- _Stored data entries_

____________

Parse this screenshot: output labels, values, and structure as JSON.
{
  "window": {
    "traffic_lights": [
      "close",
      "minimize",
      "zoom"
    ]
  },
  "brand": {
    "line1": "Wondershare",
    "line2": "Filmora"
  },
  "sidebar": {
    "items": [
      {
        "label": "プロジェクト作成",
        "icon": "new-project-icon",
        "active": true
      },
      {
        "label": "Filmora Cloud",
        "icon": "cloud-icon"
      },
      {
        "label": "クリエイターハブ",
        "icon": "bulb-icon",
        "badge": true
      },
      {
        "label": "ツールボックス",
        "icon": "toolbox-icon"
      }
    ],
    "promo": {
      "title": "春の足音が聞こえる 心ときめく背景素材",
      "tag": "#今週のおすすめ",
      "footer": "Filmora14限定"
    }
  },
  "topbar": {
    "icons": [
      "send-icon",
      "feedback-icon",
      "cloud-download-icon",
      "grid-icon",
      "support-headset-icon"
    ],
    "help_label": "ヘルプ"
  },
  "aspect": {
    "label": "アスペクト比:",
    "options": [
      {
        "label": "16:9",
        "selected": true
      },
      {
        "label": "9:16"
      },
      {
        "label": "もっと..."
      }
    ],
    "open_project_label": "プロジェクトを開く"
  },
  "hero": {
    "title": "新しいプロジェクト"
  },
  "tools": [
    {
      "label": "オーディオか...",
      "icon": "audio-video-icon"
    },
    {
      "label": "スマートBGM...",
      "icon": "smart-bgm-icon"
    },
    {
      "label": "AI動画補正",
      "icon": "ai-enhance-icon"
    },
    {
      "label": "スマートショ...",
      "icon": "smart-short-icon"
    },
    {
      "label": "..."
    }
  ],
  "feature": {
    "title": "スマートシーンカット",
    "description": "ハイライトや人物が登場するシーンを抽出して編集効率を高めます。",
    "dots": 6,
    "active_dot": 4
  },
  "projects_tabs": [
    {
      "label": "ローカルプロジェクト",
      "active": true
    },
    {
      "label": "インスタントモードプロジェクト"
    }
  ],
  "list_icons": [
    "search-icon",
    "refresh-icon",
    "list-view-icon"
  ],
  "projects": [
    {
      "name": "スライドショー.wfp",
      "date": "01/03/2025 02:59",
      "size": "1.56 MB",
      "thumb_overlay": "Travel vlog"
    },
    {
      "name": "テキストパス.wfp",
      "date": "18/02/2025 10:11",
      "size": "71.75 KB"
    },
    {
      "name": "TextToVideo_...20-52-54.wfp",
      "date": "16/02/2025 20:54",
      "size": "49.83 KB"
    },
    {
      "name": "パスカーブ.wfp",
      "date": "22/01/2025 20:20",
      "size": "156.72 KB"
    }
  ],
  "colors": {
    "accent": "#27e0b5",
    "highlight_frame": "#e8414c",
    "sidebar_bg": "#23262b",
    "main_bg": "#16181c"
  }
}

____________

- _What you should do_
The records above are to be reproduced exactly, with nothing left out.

- _Reply_
Parse this screenshot: output labels, values, and structure as JSON.
{
  "window": {
    "traffic_lights": [
      "close",
      "minimize",
      "zoom"
    ]
  },
  "brand": {
    "line1": "Wondershare",
    "line2": "Filmora"
  },
  "sidebar": {
    "items": [
      {
        "label": "プロジェクト作成",
        "icon": "new-project-icon",
        "active": true
      },
      {
        "label": "Filmora Cloud",
        "icon": "cloud-icon"
      },
      {
        "label": "クリエイターハブ",
        "icon": "bulb-icon",
        "badge": true
      },
      {
        "label": "ツールボックス",
        "icon": "toolbox-icon"
      }
    ],
    "promo": {
      "title": "春の足音が聞こえる 心ときめく背景素材",
      "tag": "#今週のおすすめ",
      "footer": "Filmora14限定"
    }
  },
  "topbar": {
    "icons": [
      "send-icon",
      "feedback-icon",
      "cloud-download-icon",
      "grid-icon",
      "support-headset-icon"
    ],
    "help_label": "ヘルプ"
  },
  "aspect": {
    "label": "アスペクト比:",
    "options": [
      {
        "label": "16:9",
        "selected": true
      },
      {
        "label": "9:16"
      },
      {
        "label": "もっと..."
      }
    ],
    "open_project_label": "プロジェクトを開く"
  },
  "hero": {
    "title": "新しいプロジェクト"
  },
  "tools": [
    {
      "label": "オーディオか...",
      "icon": "audio-video-icon"
    },
    {
      "label": "スマートBGM...",
      "icon": "smart-bgm-icon"
    },
    {
      "label": "AI動画補正",
      "icon": "ai-enhance-icon"
    },
    {
      "label": "スマートショ...",
      "icon": "smart-short-icon"
    },
    {
      "label": "..."
    }
  ],
  "feature": {
    "title": "スマートシーンカット",
    "description": "ハイライトや人物が登場するシーンを抽出して編集効率を高めます。",
    "dots": 6,
    "active_dot": 4
  },
  "projects_tabs": [
    {
      "label": "ローカルプロジェクト",
      "active": true
    },
    {
      "label": "インスタントモードプロジェクト"
    }
  ],
  "list_icons": [
    "search-icon",
    "refresh-icon",
    "list-view-icon"
  ],
  "projects": [
    {
      "name": "スライドショー.wfp",
      "date": "01/03/2025 02:59",
      "size": "1.56 MB",
      "thumb_overlay": "Travel vlog"
    },
    {
      "name": "テキストパス.wfp",
      "date": "18/02/2025 10:11",
      "size": "71.75 KB"
    },
    {
      "name": "TextToVideo_...20-52-54.wfp",
      "date": "16/02/2025 20:54",
      "size": "49.83 KB"
    },
    {
      "name": "パスカーブ.wfp",
      "date": "22/01/2025 20:20",
      "size": "156.72 KB"
    }
  ],
  "colors": {
    "accent": "#27e0b5",
    "highlight_frame": "#e8414c",
    "sidebar_bg": "#23262b",
    "main_bg": "#16181c"
  }
}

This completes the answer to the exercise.